19 Discussions on Algorithms in GF Does there exist an algorithm to find irreducible polynomials in GF(2) of degree m? Yes, but this is a very difficult problem. Polynomialtime Probabilistic algorithms are known. See: Victor Shoup, Fast construction of irreducible polynomials over finite fields, Journal of Symbolic Computation 17: , Given an irreducible polynomial, is it also a primitive polynomial? Algorithms exist. Porto, Guida, Montolivo, Fast Algorithm for finding primitive polynomials over GF(q), Electronic Letters, 1992, vol 28, no. 2. p.19/23
20 Algorithmic Computations in GF In general: Irreducible and primitive polynomials are known and precomputed for sufficiently large m (say, m = 1024). In most applications, we pick a primitive polynomial, and construct the field using the primitive element.
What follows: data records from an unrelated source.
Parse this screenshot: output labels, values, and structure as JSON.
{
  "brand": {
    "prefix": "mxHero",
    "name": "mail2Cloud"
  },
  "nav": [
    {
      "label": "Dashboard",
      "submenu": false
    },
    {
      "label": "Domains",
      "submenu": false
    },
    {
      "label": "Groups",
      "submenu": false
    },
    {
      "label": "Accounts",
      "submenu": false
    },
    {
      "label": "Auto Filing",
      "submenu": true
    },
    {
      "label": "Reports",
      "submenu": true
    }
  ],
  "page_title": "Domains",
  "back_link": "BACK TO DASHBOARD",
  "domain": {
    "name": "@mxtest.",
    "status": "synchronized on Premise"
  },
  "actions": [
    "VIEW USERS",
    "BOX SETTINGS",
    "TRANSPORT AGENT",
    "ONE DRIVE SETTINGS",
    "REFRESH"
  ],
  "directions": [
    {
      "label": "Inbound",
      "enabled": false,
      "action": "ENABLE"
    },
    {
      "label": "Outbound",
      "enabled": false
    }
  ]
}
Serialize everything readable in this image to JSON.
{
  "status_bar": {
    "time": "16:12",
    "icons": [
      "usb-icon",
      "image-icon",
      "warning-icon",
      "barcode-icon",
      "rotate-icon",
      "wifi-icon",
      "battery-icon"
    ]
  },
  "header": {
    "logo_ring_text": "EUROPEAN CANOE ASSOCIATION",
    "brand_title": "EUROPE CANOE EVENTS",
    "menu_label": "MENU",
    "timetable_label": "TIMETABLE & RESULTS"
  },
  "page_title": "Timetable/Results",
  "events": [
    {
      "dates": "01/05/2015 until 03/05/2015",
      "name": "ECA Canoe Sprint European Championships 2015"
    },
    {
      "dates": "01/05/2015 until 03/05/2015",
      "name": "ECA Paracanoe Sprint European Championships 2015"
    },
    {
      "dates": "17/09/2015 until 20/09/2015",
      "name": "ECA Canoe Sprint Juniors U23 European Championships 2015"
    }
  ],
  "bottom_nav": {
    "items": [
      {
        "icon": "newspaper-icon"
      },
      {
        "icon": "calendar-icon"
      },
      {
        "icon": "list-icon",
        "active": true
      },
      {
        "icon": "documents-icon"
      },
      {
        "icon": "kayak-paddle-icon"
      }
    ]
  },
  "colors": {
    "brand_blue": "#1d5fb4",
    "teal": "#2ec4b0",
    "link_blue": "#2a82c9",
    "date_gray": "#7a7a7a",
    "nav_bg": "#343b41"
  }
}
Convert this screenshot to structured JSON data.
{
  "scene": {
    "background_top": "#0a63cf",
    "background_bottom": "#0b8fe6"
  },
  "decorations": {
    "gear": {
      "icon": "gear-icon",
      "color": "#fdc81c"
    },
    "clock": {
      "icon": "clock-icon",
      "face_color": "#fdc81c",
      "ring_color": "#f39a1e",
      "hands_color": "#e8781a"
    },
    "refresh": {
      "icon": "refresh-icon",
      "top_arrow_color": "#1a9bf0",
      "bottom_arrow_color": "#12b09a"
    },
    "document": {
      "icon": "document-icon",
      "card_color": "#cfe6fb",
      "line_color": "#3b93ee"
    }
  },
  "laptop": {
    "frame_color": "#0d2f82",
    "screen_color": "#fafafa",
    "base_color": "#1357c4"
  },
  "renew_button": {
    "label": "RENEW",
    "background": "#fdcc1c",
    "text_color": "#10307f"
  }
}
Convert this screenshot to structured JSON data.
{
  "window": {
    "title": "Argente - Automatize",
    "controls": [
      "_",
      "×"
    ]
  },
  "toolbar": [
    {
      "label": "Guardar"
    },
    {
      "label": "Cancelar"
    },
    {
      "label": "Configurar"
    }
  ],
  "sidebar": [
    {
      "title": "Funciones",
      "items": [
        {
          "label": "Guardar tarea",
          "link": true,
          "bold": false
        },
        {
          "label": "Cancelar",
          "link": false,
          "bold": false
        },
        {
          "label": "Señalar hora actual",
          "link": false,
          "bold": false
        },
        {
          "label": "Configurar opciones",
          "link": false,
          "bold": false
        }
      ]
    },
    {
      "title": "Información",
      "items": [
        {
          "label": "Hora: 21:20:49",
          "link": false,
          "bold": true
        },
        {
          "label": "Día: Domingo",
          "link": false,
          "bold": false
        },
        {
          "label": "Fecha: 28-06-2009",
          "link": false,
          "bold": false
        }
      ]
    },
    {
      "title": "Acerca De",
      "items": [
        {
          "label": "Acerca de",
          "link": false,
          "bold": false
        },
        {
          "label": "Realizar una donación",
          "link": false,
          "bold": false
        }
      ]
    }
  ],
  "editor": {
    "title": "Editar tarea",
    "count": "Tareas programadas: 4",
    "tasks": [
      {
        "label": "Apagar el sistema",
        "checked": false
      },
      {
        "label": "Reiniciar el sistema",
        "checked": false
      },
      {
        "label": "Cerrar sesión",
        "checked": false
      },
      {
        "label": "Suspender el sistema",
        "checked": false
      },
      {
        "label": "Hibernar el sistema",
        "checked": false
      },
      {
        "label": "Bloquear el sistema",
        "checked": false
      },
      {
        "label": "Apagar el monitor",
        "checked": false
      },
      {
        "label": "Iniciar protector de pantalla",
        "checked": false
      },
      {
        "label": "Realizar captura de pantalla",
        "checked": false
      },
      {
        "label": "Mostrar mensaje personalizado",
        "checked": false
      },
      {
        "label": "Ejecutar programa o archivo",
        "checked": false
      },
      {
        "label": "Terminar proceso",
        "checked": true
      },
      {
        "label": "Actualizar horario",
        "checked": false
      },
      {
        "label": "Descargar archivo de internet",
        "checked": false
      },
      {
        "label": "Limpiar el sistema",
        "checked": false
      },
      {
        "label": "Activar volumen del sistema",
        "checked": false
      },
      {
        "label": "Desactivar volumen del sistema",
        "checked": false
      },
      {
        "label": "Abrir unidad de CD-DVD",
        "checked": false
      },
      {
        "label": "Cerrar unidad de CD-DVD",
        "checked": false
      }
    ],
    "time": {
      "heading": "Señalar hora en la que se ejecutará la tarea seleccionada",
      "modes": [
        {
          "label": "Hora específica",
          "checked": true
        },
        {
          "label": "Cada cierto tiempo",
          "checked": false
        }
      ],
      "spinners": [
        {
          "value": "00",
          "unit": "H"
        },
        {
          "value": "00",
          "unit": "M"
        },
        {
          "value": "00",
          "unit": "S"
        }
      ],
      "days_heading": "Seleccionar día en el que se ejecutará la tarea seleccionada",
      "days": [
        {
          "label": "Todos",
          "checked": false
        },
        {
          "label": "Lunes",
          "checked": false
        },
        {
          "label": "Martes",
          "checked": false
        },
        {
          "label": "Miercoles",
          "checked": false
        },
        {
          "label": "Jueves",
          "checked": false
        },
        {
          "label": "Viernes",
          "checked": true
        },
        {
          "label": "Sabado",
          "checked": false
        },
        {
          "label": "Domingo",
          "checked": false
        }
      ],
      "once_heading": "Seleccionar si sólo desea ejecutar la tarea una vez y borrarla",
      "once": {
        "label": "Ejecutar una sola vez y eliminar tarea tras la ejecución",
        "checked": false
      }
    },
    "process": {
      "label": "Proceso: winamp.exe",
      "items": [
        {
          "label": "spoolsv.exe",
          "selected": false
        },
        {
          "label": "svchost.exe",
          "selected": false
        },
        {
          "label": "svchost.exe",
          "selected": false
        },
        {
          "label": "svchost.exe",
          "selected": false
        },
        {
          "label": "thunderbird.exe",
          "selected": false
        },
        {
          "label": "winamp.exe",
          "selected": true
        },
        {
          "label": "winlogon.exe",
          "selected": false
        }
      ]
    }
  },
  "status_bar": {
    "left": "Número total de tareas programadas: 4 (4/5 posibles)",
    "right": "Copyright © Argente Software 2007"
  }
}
Given a field GF(2 m ), Find primitive roots: Gauss algorithm. Given α GF(2 m ), find (α) 1 : Extended Euclidean Algorithm. Given a polynomial in GF(2 m ), find its roots: Again, algorithms exist, but not superefficient. p.20/23
21 p.21/23 Gauss Algorithm: Primitive Root If order(α) = t, then order(α i ) = t. gcd(i,t) Let φ(t) denote the number of integers in the set {0, 1,...,t 1} that are relatively prime to t. Note, φ(p) = p 1. Given F q, and t N. If t (q 1), there are φ(t) elements of order t. Otherwise, there are no elements of order t. There always exists at least one element (actually, exactly φ(q 1) elements) of order q 1. [Primitive root!]
22 p.22/23 Gauss algorithm G1: Set i = 1. Let α 1 be a nonzero element of F. Let ord(α 1 ) = t 1. G2: If t i = q 1, α i is primitive root. G3: Otherwise, choose nonzero β which is not a power of α i. Let ord(β) = s. If s = q 1, set α i+1 = β, and stop. G4: Otherwise, find: d t i, e s with gcd(d,e) = 1 AND d e = lcm(t i,s). Let α i+1 = α t i/d β s/e, and t i+1 = lcm(t i,s). Increment i and go to G2.
23 p.23/23 Gauss continued.. Order s of β will not divide t i. So, lcm(t i,s) will be greater than t i. The decomp. step (d, e) is always possible. [E.g.: t 1 = 12,s = 18, then d = 4,e = 9 works! Element α ti/d has order d and β s/e has order e. So order α t i/d β s/e = lcm(t i,s). Result: If ord(α) = m and ord(β) = n, with gcd(m,n) = 1, then order(α β) = m n.